*** Records for the exercise ***

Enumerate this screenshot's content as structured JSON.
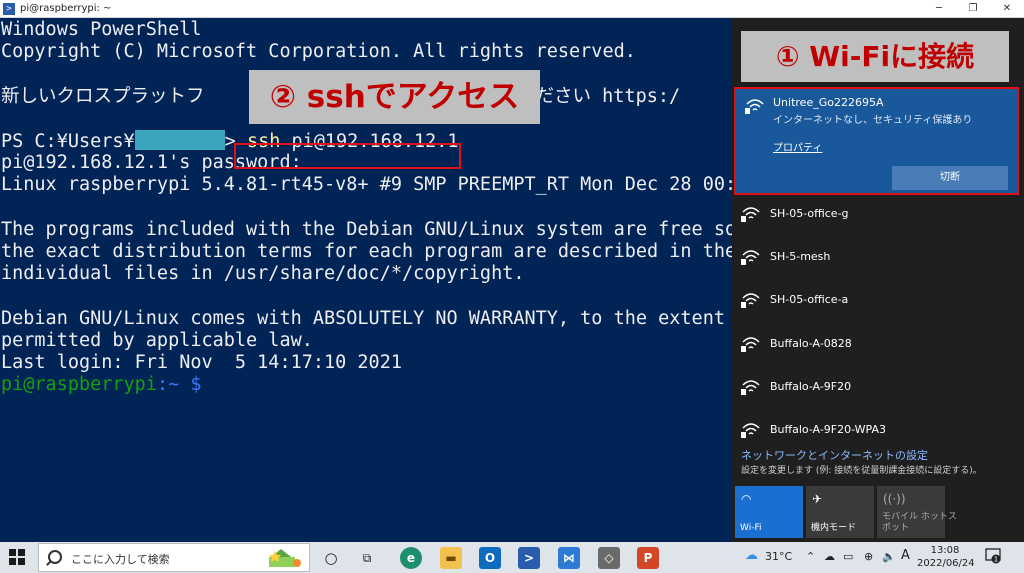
{
  "window": {
    "title": "pi@raspberrypi: ~",
    "minimize": "─",
    "maximize": "❐",
    "close": "✕"
  },
  "terminal": {
    "line1": "Windows PowerShell",
    "line2": "Copyright (C) Microsoft Corporation. All rights reserved.",
    "line3_left": "新しいクロスプラットフ",
    "line3_right": "しください https:/",
    "prompt_prefix": "PS C:¥Users¥",
    "prompt_suffix": ">",
    "ssh_command": "ssh",
    "ssh_target": " pi@192.168.12.1",
    "password_prompt": "pi@192.168.12.1's password:",
    "linux_banner": "Linux raspberrypi 5.4.81-rt45-v8+ #9 SMP PREEMPT_RT Mon Dec 28 00:",
    "debian1": "The programs included with the Debian GNU/Linux system are free so",
    "debian2": "the exact distribution terms for each program are described in the",
    "debian3": "individual files in /usr/share/doc/*/copyright.",
    "warranty1": "Debian GNU/Linux comes with ABSOLUTELY NO WARRANTY, to the extent",
    "warranty2": "permitted by applicable law.",
    "last_login": "Last login: Fri Nov  5 14:17:10 2021",
    "shell_user": "pi@raspberrypi",
    "shell_path": ":~ $"
  },
  "callouts": {
    "step1": "① Wi-Fiに接続",
    "step2": "② sshでアクセス"
  },
  "wifi": {
    "active": {
      "ssid": "Unitree_Go222695A",
      "status": "インターネットなし、セキュリティ保護あり",
      "properties": "プロパティ",
      "disconnect": "切断"
    },
    "networks": [
      {
        "ssid": "SH-05-office-g"
      },
      {
        "ssid": "SH-5-mesh"
      },
      {
        "ssid": "SH-05-office-a"
      },
      {
        "ssid": "Buffalo-A-0828"
      },
      {
        "ssid": "Buffalo-A-9F20"
      },
      {
        "ssid": "Buffalo-A-9F20-WPA3"
      }
    ],
    "settings_link": "ネットワークとインターネットの設定",
    "settings_sub": "設定を変更します (例: 接続を従量制課金接続に設定する)。",
    "tiles": [
      {
        "label": "Wi-Fi",
        "color": "#1a6fd1"
      },
      {
        "label": "機内モード",
        "color": "#3a3a3a"
      },
      {
        "label": "モバイル ホットス\nポット",
        "color": "#3a3a3a"
      }
    ]
  },
  "taskbar": {
    "search_placeholder": "ここに入力して検索",
    "weather": "31°C",
    "ime": "A",
    "time": "13:08",
    "date": "2022/06/24",
    "notification_count": "1"
  }
}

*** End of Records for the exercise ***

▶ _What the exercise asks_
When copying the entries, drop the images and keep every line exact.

▶ _Result for this exercise_
Enumerate this screenshot's content as structured JSON.
{
  "window": {
    "title": "pi@raspberrypi: ~",
    "minimize": "─",
    "maximize": "❐",
    "close": "✕"
  },
  "terminal": {
    "line1": "Windows PowerShell",
    "line2": "Copyright (C) Microsoft Corporation. All rights reserved.",
    "line3_left": "新しいクロスプラットフ",
    "line3_right": "しください https:/",
    "prompt_prefix": "PS C:¥Users¥",
    "prompt_suffix": ">",
    "ssh_command": "ssh",
    "ssh_target": " pi@192.168.12.1",
    "password_prompt": "pi@192.168.12.1's password:",
    "linux_banner": "Linux raspberrypi 5.4.81-rt45-v8+ #9 SMP PREEMPT_RT Mon Dec 28 00:",
    "debian1": "The programs included with the Debian GNU/Linux system are free so",
    "debian2": "the exact distribution terms for each program are described in the",
    "debian3": "individual files in /usr/share/doc/*/copyright.",
    "warranty1": "Debian GNU/Linux comes with ABSOLUTELY NO WARRANTY, to the extent",
    "warranty2": "permitted by applicable law.",
    "last_login": "Last login: Fri Nov  5 14:17:10 2021",
    "shell_user": "pi@raspberrypi",
    "shell_path": ":~ $"
  },
  "callouts": {
    "step1": "① Wi-Fiに接続",
    "step2": "② sshでアクセス"
  },
  "wifi": {
    "active": {
      "ssid": "Unitree_Go222695A",
      "status": "インターネットなし、セキュリティ保護あり",
      "properties": "プロパティ",
      "disconnect": "切断"
    },
    "networks": [
      {
        "ssid": "SH-05-office-g"
      },
      {
        "ssid": "SH-5-mesh"
      },
      {
        "ssid": "SH-05-office-a"
      },
      {
        "ssid": "Buffalo-A-0828"
      },
      {
        "ssid": "Buffalo-A-9F20"
      },
      {
        "ssid": "Buffalo-A-9F20-WPA3"
      }
    ],
    "settings_link": "ネットワークとインターネットの設定",
    "settings_sub": "設定を変更します (例: 接続を従量制課金接続に設定する)。",
    "tiles": [
      {
        "label": "Wi-Fi",
        "color": "#1a6fd1"
      },
      {
        "label": "機内モード",
        "color": "#3a3a3a"
      },
      {
        "label": "モバイル ホットス\nポット",
        "color": "#3a3a3a"
      }
    ]
  },
  "taskbar": {
    "search_placeholder": "ここに入力して検索",
    "weather": "31°C",
    "ime": "A",
    "time": "13:08",
    "date": "2022/06/24",
    "notification_count": "1"
  }
}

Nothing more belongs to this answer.